[N]ot your typical book about Indian schools. . . . Gram demonstrates a deeper complexity of the boarding school experience and its relationship to several dynamically active communities. . . . This book is well researched through multiple collections and draws on the existing scholarship in ways that show a keen intelligence and great synthesis while incorporating rich primary source materials, many of them gathered from the Santa Fe Indian School. It is amazingly approachable, phenomenally thorough, and easily teachable.- Brian S. Collier, Western Historical Quarterly
[A]ccessible and interesting. . . . Education at the Edge of Empire is a wonderful addition to the literature of off-reservation boarding schools.- Andrae Marak, Journal of American History
This book offers a fascinating and unexpected view of the Indian boarding experience. It is a welcome addition to Native American historiography and should be of interest to anyone who values a deeper understanding of the way in which Pueblo people in New Mexico were able to make an institution dedicated to destroying their way of life work instead for them.- Rick Hendricks, Southwestern Historical Quarterly

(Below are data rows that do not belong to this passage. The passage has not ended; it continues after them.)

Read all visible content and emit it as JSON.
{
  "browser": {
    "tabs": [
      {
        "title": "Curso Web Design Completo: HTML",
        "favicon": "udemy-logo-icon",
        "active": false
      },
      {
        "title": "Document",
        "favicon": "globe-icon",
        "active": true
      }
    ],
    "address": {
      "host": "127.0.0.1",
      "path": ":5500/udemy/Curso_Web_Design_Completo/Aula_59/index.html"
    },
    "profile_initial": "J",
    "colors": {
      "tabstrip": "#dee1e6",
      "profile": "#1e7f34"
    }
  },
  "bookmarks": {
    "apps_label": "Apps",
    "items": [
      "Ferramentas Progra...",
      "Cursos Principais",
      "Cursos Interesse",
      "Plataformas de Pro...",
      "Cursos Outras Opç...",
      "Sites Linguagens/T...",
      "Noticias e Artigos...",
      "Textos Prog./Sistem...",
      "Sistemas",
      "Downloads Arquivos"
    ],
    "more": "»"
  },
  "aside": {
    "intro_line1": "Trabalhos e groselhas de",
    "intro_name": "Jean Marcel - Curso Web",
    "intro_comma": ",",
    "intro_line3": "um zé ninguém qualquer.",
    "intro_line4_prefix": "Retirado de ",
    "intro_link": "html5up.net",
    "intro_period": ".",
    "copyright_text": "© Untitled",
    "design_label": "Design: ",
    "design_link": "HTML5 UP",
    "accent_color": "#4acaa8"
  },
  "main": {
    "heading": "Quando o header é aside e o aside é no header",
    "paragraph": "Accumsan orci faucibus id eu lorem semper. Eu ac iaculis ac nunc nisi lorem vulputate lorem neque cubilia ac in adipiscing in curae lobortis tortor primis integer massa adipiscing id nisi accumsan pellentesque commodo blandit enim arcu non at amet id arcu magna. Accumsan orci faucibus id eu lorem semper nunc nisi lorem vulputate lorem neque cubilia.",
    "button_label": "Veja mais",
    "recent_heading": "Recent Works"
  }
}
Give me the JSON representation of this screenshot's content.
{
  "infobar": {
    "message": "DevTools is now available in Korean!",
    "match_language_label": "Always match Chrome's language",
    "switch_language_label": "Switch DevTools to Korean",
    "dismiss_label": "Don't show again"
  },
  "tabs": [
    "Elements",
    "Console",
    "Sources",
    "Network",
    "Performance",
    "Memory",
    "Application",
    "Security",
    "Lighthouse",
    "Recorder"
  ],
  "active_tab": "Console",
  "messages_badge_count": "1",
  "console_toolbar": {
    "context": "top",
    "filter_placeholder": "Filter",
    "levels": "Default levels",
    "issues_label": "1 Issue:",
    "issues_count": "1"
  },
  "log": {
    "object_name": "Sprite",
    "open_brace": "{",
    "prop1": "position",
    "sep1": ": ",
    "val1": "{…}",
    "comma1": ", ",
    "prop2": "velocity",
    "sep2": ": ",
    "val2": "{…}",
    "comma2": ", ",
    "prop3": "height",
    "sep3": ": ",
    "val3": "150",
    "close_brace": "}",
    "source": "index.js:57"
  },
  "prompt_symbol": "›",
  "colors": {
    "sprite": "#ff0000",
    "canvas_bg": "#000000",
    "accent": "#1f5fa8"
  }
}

The author does well to illustrate the unique and compelling relationship between Pueblo communities of the Southwest and the two boarding schools that served so many of their children, the Albuquerque Indian School (AIS) and the Santa Fe Indian School (SFIS). . . . Gram’s study of AIS and SFIS provides not only a useful addition to the literature on American Indian boarding schools, but a valuable illustration of the limitations of imperial efforts toward Native people in a borderlands setting.- John A. Goodwin, American Indian Culture and Research Journal
Adds new layers of complexity. . . . Gram aptly demonstrates how the nexus of national and local politics provided Pueblo people with opportunities to exact change from school officials. Gram’s development of a political economy of Indian education stands among the most important contributions of this book.- Kevin Whalen, Journal of the History of Childhood and Youth
The Pueblo Indians of New Mexico were more than passive victims in the face of federal efforts to dispossess their children of their cultural identities. With issues of power, culture, and agency at its very center, Education at the Edge of Empire constitutes an important contribution to the literature on Indian boarding schools.- David Wallace Adams, author of Education for Extinction: American Indians and the Boarding School Experience, 1875-1928
Gram offers a highly engaging account of Pueblo Indian students and their experiences at the Albuquerque and Santa Fe Indian schools. His book reveals an intense power dynamic between parents, school officials, the Catholic church, and the students themselves. No other single scholarly work interrogates the ways Pueblo students and their tribal communities experienced these institutions.- Matthew Sakiestewa Gilbert, author of Education beyond the Mesas: Hopi Students at Sherman Institute, 1902–1929